Persistence as one of the “seven sins of memory” stands out as the most interesting, whereas intrusive memories of events that an individual wishes to forget permeate a person‘s state of being, unlike the other six. In transience, absent-mindedness, and blocking a person forgets events that he or she wishes to recollect. In suggestibility, bias, and misattribution one distorts events, items, people, etc… The contribution of cognitive, social, and clinical psychology has shed light on all these “sins” of memory, blending to create a basis for the understanding of memory as it relates to both brain and behavior. For clinical psychologists, persistence is the most troublesome and most likely the most problematic for clients. Persistence, also, seems to stand out as a direct opposite of blocking, whereas a person knows that knowledge of some event exists, but they are temporarily unable to retrieve that information. In persistence, negative memories and/or states of mind intrude thinking and in essence block positive memories and modes of positive mood.
Examples used to explain the phenomenon of persistence is the study of PTSD patients, who were victims of abuse and the control group, who experienced the same type of trauma, but did not meet the clinical diagnosis for PTSD. In a “direct-forgetting” study, both groups were told to forget trauma-related words and to remember words un-related to trauma. The control group did remember more of the un-related words, while the experimental group did not exhibit “direct-forgetting” and instead did recall the trauma-related words more than the words they were instructed to remember. Under similar lines, depressed patients were more likely in a study after ruminating on their current state of mind and mood to recall depressing autobiographical events when asked to do so. The group that was not depressed was much less likely to recall negative past events after thinking of their more positive mood and state. These studies are very important in understanding why depression, phobias, and other negative states of being permeate and persist in an individual.

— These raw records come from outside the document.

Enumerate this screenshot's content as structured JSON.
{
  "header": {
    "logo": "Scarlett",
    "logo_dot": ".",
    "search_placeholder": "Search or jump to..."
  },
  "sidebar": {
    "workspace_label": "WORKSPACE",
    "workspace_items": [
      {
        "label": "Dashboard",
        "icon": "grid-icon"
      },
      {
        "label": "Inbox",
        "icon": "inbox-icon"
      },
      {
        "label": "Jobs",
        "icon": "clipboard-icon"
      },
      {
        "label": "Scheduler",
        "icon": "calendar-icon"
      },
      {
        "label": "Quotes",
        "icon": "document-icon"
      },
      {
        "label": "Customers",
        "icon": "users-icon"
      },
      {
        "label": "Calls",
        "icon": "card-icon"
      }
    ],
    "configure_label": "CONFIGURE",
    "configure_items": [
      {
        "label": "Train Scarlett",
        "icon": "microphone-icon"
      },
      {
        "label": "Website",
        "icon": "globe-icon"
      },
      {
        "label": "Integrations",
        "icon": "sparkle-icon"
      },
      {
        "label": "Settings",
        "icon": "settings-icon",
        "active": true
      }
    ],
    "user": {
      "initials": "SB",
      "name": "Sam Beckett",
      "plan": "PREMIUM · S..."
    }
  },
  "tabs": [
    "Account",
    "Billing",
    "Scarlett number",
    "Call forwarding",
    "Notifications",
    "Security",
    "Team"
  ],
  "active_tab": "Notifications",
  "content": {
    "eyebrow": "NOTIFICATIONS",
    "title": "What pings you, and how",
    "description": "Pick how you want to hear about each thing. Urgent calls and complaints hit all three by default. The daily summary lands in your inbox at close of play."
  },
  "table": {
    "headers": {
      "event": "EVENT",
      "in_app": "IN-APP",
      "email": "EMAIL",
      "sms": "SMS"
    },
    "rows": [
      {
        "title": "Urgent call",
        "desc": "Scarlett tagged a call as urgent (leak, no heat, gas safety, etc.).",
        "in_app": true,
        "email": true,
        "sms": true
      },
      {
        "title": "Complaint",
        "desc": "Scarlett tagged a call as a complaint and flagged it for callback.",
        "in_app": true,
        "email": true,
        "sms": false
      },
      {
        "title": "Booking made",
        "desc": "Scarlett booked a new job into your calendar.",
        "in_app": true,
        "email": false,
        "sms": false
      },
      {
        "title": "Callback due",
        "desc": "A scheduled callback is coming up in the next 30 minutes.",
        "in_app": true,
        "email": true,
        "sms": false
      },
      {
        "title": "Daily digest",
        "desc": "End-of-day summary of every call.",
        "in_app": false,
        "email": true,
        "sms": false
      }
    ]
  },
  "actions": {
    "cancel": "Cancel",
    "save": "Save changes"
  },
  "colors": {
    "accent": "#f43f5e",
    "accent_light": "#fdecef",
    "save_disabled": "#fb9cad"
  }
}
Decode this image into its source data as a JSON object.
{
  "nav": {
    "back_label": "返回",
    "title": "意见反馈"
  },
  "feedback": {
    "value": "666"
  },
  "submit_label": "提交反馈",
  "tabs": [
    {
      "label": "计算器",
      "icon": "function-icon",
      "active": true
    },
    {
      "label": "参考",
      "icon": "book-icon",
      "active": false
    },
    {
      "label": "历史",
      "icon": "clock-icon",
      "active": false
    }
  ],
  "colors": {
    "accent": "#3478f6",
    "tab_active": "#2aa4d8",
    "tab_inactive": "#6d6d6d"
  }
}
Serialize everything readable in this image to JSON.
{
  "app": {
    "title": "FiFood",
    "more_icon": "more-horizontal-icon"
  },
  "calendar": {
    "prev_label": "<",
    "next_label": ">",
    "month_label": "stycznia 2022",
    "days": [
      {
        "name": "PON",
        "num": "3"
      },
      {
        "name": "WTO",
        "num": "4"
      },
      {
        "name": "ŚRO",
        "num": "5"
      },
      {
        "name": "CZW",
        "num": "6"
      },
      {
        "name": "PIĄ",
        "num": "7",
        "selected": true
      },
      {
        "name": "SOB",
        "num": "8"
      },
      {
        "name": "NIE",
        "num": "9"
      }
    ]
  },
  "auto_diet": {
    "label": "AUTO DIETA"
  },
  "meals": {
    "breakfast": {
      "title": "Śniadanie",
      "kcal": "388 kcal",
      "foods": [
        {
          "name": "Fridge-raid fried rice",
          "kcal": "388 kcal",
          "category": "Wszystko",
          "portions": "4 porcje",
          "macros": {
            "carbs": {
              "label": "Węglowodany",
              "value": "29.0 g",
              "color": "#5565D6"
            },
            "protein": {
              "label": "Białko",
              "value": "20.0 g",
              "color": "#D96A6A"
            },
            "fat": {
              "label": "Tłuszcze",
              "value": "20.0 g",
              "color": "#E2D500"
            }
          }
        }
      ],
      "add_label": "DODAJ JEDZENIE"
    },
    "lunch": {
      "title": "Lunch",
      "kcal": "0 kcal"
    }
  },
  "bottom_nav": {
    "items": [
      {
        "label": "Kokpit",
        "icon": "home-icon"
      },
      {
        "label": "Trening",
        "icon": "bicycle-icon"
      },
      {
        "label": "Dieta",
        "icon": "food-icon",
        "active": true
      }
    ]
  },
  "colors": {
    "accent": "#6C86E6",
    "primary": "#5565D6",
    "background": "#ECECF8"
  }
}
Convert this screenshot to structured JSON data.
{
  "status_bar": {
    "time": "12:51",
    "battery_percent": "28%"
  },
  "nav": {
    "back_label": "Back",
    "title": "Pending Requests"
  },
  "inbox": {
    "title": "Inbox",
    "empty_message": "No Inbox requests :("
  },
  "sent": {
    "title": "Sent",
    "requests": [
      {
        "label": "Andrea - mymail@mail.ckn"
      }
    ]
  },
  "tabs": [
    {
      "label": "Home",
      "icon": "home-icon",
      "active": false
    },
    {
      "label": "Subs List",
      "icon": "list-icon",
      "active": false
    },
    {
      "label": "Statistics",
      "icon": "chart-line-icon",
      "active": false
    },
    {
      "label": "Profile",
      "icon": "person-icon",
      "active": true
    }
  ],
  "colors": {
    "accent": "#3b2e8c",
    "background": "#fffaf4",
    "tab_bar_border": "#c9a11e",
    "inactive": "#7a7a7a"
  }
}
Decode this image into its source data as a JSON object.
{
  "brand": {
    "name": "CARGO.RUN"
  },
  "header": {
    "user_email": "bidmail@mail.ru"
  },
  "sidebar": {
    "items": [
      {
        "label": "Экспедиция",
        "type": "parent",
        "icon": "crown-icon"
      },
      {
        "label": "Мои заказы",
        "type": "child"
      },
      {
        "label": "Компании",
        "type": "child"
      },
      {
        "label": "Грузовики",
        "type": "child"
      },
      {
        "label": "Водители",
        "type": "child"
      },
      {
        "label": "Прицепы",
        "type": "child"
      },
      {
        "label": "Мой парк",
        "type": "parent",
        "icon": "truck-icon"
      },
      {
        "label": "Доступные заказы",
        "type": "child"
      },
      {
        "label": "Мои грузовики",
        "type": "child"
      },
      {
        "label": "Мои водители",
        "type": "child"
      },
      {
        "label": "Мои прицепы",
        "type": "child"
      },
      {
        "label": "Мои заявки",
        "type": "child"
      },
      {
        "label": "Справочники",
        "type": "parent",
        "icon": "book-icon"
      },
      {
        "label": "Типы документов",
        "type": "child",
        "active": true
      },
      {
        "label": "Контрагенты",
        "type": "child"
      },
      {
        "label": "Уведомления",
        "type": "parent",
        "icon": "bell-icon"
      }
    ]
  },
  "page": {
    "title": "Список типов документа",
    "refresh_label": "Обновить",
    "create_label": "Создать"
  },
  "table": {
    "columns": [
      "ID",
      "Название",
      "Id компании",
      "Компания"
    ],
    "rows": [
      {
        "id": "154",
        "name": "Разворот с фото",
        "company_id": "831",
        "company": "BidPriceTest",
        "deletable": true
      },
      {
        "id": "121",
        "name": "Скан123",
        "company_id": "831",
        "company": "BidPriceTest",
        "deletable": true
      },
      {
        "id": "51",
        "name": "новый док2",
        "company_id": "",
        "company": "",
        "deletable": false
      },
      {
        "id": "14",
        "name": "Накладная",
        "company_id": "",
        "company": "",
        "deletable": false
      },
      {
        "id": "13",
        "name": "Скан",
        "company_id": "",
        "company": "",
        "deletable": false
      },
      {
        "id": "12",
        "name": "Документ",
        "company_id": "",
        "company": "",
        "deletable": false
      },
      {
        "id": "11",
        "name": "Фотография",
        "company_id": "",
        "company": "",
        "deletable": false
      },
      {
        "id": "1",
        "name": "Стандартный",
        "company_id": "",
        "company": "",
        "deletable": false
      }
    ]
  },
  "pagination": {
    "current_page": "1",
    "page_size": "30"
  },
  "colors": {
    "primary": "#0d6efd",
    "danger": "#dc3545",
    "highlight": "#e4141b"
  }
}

I believe that many persons with PTSD make great effort to avoid situations that remind him or her of their trauma, but persistence is so rooted in the limbic system (where fear-inducing responses originate), natural and personal effort will usually fail. The memories will persist in the form of nightmares (which are rooted in the subconscious therefore beyond the sufferers control) or certain cues (such as memory-related smells, tastes, or other sensory events), therefore making the task of forgetting negatives in order to remember positives requiring retraining. In my opinion Systematic Desensitization is the best way to recover all negative cues and memories related to a trauma for an individual and then to require rumination on the negative event to the point that they do not become intrusive. But, it is from my experience a difficult task, as one must unlearn unhealthy behaviors that make functioning difficult and re-learn how to think and, in essence how to feel healthy again. Writing is a great way for trauma and negative thought patterns that seemed to almost be trapped in the mind to emerge in a new medium that is more in control for the sufferer.